Undergraduate history remains in a healthy state, despite the `double whammy' lurking ominously on the horizon: the joint threats of tuition fees and of reductions in funding may affect both the profile of students applying for history and how they are taught in the future. Although the government's decision to impose a 1,000 [pounds sterling] -a-year fee on new undergraduates has had a minimal effect on undergraduate history so far, these are early days, and the longer-term side-effects, both good and ill, will take time to emerge.
History appears to be maintaining its popularity in general, but it is modern history that is attracting students, in particular -- and hence continuing the trend for twentieth-century European history at GCSE and A-Level.
Applications for history remain strong at places such as Lancaster and Nottingham Trent.
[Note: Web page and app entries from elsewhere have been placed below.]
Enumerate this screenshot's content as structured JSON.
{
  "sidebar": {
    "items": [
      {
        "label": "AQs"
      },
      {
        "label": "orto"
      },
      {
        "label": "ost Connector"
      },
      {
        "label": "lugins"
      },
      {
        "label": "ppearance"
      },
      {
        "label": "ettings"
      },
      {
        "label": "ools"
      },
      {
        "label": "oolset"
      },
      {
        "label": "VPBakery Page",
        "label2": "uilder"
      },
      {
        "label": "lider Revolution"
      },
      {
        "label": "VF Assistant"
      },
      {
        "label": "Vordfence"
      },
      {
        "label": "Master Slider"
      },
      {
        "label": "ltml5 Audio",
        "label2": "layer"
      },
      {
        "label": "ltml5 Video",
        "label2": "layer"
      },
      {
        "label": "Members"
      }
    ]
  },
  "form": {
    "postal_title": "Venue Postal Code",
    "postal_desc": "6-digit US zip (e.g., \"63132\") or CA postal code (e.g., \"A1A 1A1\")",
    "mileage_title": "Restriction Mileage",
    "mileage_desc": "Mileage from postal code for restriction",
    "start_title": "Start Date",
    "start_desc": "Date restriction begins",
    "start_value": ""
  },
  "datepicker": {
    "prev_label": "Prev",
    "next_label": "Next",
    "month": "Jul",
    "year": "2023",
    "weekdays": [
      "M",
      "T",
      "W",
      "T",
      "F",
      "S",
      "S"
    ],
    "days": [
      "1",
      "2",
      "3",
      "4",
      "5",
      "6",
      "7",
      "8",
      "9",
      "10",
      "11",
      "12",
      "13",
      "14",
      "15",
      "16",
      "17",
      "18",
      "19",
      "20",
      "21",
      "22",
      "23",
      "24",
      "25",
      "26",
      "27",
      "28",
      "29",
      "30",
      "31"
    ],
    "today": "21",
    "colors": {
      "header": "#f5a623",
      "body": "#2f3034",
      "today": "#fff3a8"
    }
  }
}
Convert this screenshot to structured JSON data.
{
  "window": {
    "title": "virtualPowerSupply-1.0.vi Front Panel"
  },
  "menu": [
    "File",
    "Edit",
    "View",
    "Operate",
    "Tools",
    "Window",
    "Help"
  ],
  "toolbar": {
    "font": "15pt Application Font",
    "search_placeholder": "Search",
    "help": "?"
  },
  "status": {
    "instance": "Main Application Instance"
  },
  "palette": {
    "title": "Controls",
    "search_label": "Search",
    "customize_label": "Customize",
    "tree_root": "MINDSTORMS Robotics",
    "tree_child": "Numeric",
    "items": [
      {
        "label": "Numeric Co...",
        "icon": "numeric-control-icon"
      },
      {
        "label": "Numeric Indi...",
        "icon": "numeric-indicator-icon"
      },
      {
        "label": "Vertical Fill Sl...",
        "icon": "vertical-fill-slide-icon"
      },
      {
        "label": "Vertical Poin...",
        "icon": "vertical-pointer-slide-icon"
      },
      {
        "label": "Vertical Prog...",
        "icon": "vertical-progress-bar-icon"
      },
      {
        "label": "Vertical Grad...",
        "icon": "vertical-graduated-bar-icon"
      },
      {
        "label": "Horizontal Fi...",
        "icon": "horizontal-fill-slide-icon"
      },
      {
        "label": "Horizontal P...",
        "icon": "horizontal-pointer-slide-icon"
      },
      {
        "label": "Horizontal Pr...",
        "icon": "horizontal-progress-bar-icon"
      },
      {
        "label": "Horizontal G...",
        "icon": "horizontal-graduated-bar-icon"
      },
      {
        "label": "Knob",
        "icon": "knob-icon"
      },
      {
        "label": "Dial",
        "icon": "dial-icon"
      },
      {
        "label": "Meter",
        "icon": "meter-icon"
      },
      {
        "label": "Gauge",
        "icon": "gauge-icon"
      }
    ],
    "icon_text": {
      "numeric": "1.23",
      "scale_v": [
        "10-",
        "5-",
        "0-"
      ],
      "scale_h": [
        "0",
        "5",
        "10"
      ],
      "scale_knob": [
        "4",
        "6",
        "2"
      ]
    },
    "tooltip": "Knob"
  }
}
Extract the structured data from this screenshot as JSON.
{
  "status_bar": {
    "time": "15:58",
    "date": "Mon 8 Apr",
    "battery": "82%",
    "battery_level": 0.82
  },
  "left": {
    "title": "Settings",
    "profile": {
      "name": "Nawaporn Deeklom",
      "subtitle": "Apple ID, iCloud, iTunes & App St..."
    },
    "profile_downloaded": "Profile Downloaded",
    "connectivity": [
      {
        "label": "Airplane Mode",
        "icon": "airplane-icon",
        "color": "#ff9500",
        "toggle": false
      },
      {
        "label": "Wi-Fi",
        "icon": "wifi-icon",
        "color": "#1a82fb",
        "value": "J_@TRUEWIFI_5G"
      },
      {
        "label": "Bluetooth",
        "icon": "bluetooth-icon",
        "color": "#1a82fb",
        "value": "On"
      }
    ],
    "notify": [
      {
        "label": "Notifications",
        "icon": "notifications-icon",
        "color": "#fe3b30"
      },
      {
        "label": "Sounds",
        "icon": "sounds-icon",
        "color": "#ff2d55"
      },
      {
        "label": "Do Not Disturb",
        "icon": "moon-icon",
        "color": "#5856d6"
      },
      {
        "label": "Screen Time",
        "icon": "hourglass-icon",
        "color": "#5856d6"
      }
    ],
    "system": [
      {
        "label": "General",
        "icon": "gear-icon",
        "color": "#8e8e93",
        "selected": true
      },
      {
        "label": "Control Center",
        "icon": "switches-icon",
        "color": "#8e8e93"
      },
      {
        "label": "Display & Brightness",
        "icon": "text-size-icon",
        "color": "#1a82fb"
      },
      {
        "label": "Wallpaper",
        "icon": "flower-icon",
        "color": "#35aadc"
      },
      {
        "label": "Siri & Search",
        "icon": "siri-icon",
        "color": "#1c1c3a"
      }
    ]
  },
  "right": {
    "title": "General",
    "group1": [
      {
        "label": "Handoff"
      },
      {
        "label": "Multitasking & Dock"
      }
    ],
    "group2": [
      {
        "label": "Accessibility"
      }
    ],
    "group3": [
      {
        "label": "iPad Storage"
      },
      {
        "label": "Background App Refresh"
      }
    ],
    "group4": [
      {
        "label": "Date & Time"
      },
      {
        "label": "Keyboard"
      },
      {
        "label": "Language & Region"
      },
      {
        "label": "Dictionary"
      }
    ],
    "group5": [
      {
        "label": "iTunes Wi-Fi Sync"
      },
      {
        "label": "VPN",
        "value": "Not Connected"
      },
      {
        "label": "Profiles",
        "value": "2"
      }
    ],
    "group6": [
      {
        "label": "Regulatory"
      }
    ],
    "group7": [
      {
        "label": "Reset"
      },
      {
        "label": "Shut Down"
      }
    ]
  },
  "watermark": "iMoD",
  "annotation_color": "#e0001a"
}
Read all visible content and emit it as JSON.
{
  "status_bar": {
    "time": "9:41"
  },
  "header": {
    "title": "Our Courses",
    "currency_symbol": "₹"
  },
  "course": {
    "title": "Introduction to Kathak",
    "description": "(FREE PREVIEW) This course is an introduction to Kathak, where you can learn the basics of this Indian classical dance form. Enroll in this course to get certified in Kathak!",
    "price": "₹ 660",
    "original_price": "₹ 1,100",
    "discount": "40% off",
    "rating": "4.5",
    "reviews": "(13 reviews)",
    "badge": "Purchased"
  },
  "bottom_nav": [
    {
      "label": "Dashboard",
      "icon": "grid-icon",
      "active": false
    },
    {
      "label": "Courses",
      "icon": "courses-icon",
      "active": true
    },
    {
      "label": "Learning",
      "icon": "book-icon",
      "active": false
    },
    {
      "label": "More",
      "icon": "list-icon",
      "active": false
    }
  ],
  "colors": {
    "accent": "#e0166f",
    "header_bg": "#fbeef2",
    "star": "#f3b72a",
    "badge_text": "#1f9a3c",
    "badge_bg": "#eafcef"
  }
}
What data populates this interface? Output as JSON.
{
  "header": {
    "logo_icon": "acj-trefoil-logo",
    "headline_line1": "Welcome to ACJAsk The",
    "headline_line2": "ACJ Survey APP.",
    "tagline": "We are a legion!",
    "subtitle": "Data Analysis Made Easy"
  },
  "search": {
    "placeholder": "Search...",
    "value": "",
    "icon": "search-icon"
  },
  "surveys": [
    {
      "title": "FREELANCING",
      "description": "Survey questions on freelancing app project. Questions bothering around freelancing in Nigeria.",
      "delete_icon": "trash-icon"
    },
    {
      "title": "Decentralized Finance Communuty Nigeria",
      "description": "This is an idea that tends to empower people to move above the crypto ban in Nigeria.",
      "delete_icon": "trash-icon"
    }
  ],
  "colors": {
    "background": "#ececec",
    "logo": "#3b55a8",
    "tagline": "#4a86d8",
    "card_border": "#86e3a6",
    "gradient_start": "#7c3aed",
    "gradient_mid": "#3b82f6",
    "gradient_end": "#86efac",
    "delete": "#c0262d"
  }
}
Even where numbers have dropped, though, as at Exeter, the falls have been in line with the university as a whole. As Ian Beckett of Luton says, `Undergraduate history is a very competitive area and the older and more established universities perform strongly as one might suppose.'
One such university, Manchester, finds itself in the enviable position of reporting a 2-5 per cent increase on 1997 applications, which themselves were an increase on 1996. Heavily over-subscribed, over 2000 people applied for around 300 places on its single and joint honours courses. Durham boasts similar rises although elsewhere the situation is less clear cut. The University of East Anglia reports a 20 per cent drop in applications, but a rise in the quality of candidates.
Reading, though, fears that history will have a less prominent role in the school curriculum. `This,' they say, `May well have an adverse knock-on effect on the numbers wishing to pursue history at degree level.'
However, as Christine Hallas of Trinity and All Saints at University of Leeds notes: `Despite the decline of history in schools recently, pressure has been increasing for single honours history.' The School of Oriental and African Studies (SOAS) agrees: `History has increased in popularity with one cohort of school-leavers and with mature students (hence the larger proportion of single-honours applicants), but it is decreasing in popularity with school-leavers as a whole.'
Moreover, Stephen Burwood of Staffordshire University fears that historical skills are being sacrificed at schools, as a result of `the obsession with league tables which has reduced the capacity of students to develop skills of independent thought in favour of exam-passing techniques, tending to reduce history to `the five causes of. …